My Winner: Sandy Denis.
My Nominations: Sandy Dennis. Sarah Miles. Angie Dickinson. Sussanah Yorke. Millie Perkins.
Only Denis makes it to my odd list of choices – Sarah Miles only has a small, but memorable part in Blow-up, while Dickinson has a bit part as Brando’s loyal wife in The Chase. Sussanah Yorke gets my pick over Hiller for both A Man For All Seasons and Kaleidoscope, while Perkins is ghastly as The Woman in cult Western The Shooting.
My Winner: Millie Perkins.
Who is your pick for the Best Supporting Actress of 1966? Let us know in the comments section!
Official Nominations: Shelley Winters. Ruth Gordon. Maggie Smith. Peggy Wood. Joyce Redman.
Shelley Winters deservedly picked up her 2nd Oscar for A Patch Of Blue in which she plays the violent, prostitute mother to Elizabeth Hartmann’s blind daughter. It is another varied role for the actress which sees her stretch a few boundaries and emotions. Ruth Gordon would get typecast as an eccentric old lady as her career went on, but in that role for Inside Daisy Clover it’s not difficult to see why. She plays it beautifully in a film teaming with a revolutionary spirit, never becoming wacky or weird, but keeping things grounded and realistic. Maggie Smith gives a compelling performance as Desdemona in Othello although it’s not widely different from other performances I’ve seen, while Peggy Wood gives her final on-screen showing as the popular Mother Abess in The Sound Of Music. The final nomination went to Joyce Redman for her Emilia in Othello, her second nomination in 3 years.
My Winner: Shelley Winters
My Nominations: Shelley Winters. Vivien Leigh. Ruth Gordon
I honestly can’t think of any other great performances this year, but I’ve added Vivien Leigh’s final film Ship Of Fools where she plays a drunken fool trying to relive her glory days.
My Winner: Shelley Winters.
Who is your choice of the best Supporting Actress of 1965? Let us know in the comments!
Actual Nominations: Dame Edith Evans. Agnes Moorehead. Gladys Cooper. Grayson Hall. Lila Kedrova.
A fairly terrible year this with a bunch of ye olde stage actresses of high renown, mostly known for playing the snooty, the haughty, the high brow. The list of names even read like the cast of characters from a 19th Century Play.
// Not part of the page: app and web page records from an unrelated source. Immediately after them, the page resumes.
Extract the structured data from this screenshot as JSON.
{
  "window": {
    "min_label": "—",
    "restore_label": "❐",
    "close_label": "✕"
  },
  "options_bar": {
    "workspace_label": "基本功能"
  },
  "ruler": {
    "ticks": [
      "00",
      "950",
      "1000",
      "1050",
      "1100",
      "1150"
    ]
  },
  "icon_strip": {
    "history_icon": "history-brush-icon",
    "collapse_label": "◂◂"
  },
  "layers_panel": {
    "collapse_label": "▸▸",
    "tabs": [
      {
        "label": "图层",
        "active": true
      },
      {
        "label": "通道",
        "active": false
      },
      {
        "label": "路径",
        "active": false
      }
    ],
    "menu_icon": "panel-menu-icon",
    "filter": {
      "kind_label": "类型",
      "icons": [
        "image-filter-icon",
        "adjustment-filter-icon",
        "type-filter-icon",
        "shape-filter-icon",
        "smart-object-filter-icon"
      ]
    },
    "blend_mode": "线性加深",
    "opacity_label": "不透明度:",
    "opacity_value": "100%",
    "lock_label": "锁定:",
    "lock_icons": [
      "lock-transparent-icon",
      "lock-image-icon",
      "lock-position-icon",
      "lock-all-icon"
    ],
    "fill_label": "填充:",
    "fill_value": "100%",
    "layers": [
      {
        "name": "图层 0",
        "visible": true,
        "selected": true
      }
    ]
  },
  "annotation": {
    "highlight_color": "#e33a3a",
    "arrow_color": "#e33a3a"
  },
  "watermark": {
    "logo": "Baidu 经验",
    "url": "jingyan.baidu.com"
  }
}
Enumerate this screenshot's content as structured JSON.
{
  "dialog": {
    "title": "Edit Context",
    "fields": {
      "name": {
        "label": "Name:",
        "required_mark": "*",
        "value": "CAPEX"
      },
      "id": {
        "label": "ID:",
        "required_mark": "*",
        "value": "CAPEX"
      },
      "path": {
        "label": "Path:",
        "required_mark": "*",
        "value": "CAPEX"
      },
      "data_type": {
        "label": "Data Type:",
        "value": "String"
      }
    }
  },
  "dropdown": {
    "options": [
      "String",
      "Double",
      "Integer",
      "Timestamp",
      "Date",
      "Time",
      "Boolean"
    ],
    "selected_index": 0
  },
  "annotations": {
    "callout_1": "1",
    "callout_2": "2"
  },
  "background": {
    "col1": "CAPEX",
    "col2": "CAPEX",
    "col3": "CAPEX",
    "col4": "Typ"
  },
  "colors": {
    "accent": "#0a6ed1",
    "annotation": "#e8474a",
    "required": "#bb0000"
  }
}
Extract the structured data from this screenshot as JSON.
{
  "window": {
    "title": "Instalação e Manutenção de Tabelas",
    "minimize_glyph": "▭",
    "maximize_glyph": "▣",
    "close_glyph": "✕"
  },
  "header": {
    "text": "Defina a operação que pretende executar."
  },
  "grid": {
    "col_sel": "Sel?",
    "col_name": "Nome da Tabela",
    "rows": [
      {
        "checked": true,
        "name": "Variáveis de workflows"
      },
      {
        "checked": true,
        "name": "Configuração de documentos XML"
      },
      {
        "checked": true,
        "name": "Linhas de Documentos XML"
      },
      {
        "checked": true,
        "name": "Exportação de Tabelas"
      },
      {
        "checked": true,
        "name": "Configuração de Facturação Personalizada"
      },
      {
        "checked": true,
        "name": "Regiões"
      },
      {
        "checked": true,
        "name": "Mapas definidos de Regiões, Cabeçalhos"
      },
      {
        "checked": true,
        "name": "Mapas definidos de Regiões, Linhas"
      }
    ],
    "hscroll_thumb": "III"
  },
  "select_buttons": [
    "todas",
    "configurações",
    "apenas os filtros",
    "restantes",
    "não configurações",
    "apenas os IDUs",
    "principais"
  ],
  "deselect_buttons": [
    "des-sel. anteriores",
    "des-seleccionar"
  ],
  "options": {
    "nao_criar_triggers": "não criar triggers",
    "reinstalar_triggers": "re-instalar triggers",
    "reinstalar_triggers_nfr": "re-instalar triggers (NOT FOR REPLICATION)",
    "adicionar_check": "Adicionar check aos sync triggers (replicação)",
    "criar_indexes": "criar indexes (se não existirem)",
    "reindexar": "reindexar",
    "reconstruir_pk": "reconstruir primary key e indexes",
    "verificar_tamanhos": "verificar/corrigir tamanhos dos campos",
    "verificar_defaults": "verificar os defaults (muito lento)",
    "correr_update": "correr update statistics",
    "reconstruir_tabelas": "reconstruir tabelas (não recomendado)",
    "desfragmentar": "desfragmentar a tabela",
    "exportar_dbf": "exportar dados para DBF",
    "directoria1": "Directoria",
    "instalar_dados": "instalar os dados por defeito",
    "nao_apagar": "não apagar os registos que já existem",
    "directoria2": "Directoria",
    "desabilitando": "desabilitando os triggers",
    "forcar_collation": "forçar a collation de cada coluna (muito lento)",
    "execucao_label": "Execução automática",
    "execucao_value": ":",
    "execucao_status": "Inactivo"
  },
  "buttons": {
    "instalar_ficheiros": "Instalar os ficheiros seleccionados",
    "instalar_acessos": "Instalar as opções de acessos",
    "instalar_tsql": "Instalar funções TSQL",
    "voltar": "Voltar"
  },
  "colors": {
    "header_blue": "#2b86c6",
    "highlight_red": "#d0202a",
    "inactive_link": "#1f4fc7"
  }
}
So out of 5 similar enough roles and performances, I have picked my winner as the actress who turns her role off its centre in Hush… Hush, Sweet Charlotte – it’s just enough off centre to make it more of a re-examination than a straight portrayal.
My Winner: Agnes Moorehead.
My Nominations: Agnes Moorehead. Jitsuko Yoshimura. Deborah Kerr.
A fairly rotten year for supporting actress with only Jitsuko Yoshimora as The Daughter from Onibaba and Kerr from Night Of The Iguana setting the world alight, while Moorehead is the only crossover.
My Winner: Agnes Moorehead.
Do you agree with my brazen statement that this was a crappy year for Supporting Actresses? Let us know in the comments who your picks are!